- Loan origination fees
- Premiums for credit guarantee insurance
- Points the lender must pay
- Property or liability insurance premiums if the borrower doesn't select the company
- Appraisal and credit report fees, unless all applicants are charged or unless the loan is secured by real property, such as a residential mortgage
Figuring the APR
You can perform your own annual percentage rate calculation with the formula APR=2nr/(n+1), with
"n" representing the total number of payments
"r" representing the annual interest rate
For example, you ponder buying a $28,505 car and taking out a loan with 60 monthly payments of $631. To get the annual percentage rate:
Figure the interest by multiplying 60 by $631 and subtracting from it $28,505 to get interest of $9,355
Divide $9,355 (the interest amount) by the product of 5 years and $28,505 to get an interest rate of 6.56 percent
Using APR=2nr/(n+1), enter 60 for "n" and 0.065 for "r" to get an APR of 12.91 percent.
When You're Saving
Use the annual percentage yield when you're shopping for a place to build your nest egg. This rate depends on what your financial institution says is the interest rate and how often interest is compounded. In essence, you're converting a stated rate for interest that is compounded less than yearly to an annual rate. The Consumer Finance Protection Bureau requires banks to state the interest as an annual rate.
Calculating the Rate
The formula used by the government is APY=100 x [(1+interest paid/principal) x (365/Days in the term)-1]. For example, if you deposit $1,000 on a one-year certificate of deposit and it earns $61.68 interest, the APY is 6.17 percent. In this formula, enter 182 days if you have a six- month certificate of deposit.
Calculating the Growth
To determine what you'll get from a given annual percentage yield, use this formula: F=D x (1+r)t, where
- "F" means the future value, or what you'll have in the account at the end
- "D" represents your deposit,
- "r" is the interest rate
- "t" is the number of years you hold the account
For example, you put $5,500 into a three-year certificate of deposit with an annual percentage rate of 6.608 percent.
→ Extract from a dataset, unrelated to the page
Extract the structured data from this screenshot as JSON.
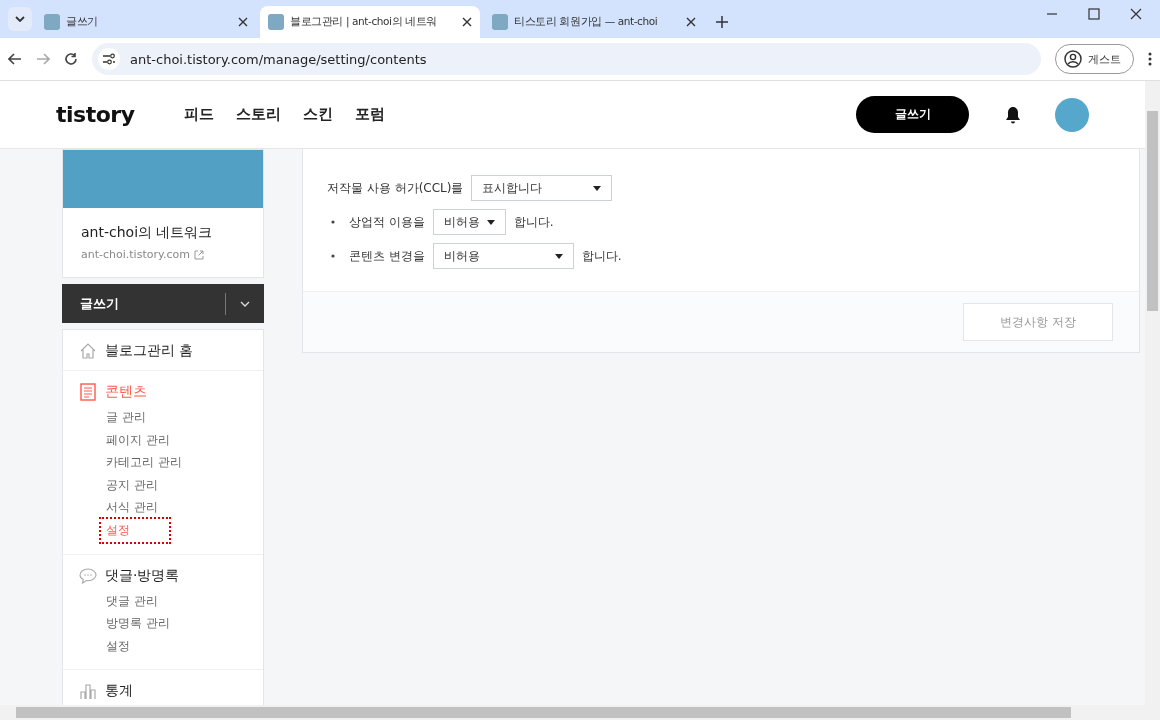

At the end, your account will be worth $6,663.96, which you get by inputing $5,500 for "D," 0.0608 for "r" and the number "3" for "t."